By Rachl Aguirre

When we think about human trafficking, we think about it happening on the other side of the world or anywhere else, but not in our backyard. I’m here to tell you human trafficking is in our quaint city of Lee’s Summit. In fact, it is right here in Jackson County.

An estimated 4,000 victims are trafficked daily in Missouri and Kansas. Second to the illegal drug trade in terms of lucrative criminal industries, human trafficking is growing at an alarming rate. Human trafficking does not discriminate. It could be your neighbor, your child’s classmates, or the person you work with.

I have personally witnessed two incidents in Lee’s Summit where young girls were being trafficked. Like many, I wasn’t sure how to approach the victim. I called the police, but in today’s world, beleaguered law enforcement has more on its plate than ever before. Perhaps no crime requires a more immediate and effective response than a young girl or boy who is being trafficked. From the newest rookie to the veteran sergeant, every police officer deserves up-to-date and comprehensive training in dealing with these terrifying situations.

On Monday, December 5th, 2022, First Responders (police, firefighters, social workers, medical personnel, and school resource officers) can participate in a Free Training presented by The Human Trafficking Training Center, or H.T.T.C in the Greater Kansas City Area at the KCPD Regional Training Academy, 6885 NE Pleasant Valley Rd, Kansas City, MO from 8-4pm.

The training is sponsored by We The People of Jackson County.

“Training is the foundation,” explains Dan Nash, co-founder of the H.T.T.C. “We cannot expect officers to identify and interdict victims of human trafficking if they are not first trained to do so. We see this time and time again, that within days or weeks of attending the training, officers are rescuing victims and/or arresting traffickers.”

Nash’s training partner, Alison Phillips, says it’s not uncommon to receive calls from officers within days of the training, letting them know how they put it to use immediately.

“Recently, a school resource officer contacted us less than 24 hours after completing the training,”
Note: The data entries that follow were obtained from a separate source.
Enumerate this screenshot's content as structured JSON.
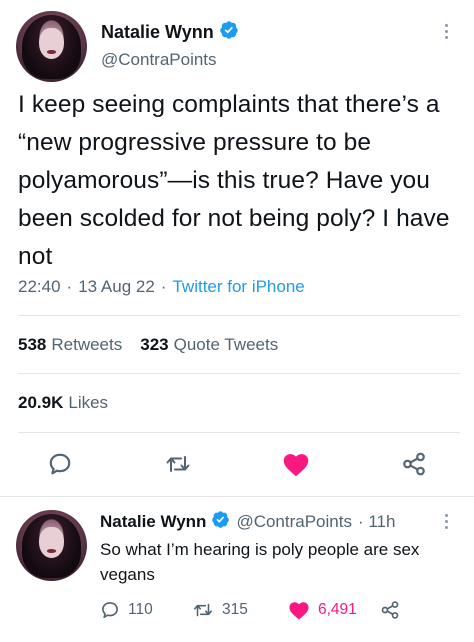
{
  "main_tweet": {
    "author_name": "Natalie Wynn",
    "author_handle": "@ContraPoints",
    "text": "I keep seeing complaints that there’s a “new progressive pressure to be polyamorous”—is this true? Have you been scolded for not being poly? I have not",
    "time": "22:40",
    "date": "13 Aug 22",
    "source": "Twitter for iPhone",
    "separator": "·",
    "retweets_count": "538",
    "retweets_label": "Retweets",
    "quote_count": "323",
    "quote_label": "Quote Tweets",
    "likes_count": "20.9K",
    "likes_label": "Likes",
    "liked": true
  },
  "reply": {
    "author_name": "Natalie Wynn",
    "author_handle": "@ContraPoints",
    "age": "· 11h",
    "text": "So what I’m hearing is poly people are sex vegans",
    "reply_count": "110",
    "retweet_count": "315",
    "like_count": "6,491",
    "liked": true
  },
  "colors": {
    "accent": "#1d9bf0",
    "like": "#f91880",
    "text": "#0f1419",
    "secondary": "#536471",
    "divider": "#e1e6ea"
  },
  "icons": [
    "verified-badge-icon",
    "more-icon",
    "reply-icon",
    "retweet-icon",
    "heart-icon",
    "share-icon"
  ]
}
Philips said. “He told us the skills he learned helped him identify a 14-year-old female who was being trafficked by her mother. He was able to get the child help and make two arrests.”

Citizens will have the same opportunity to receive this skilled training on March 4, 2023, from 9-3 at Kauffman Stadium.

To register, contact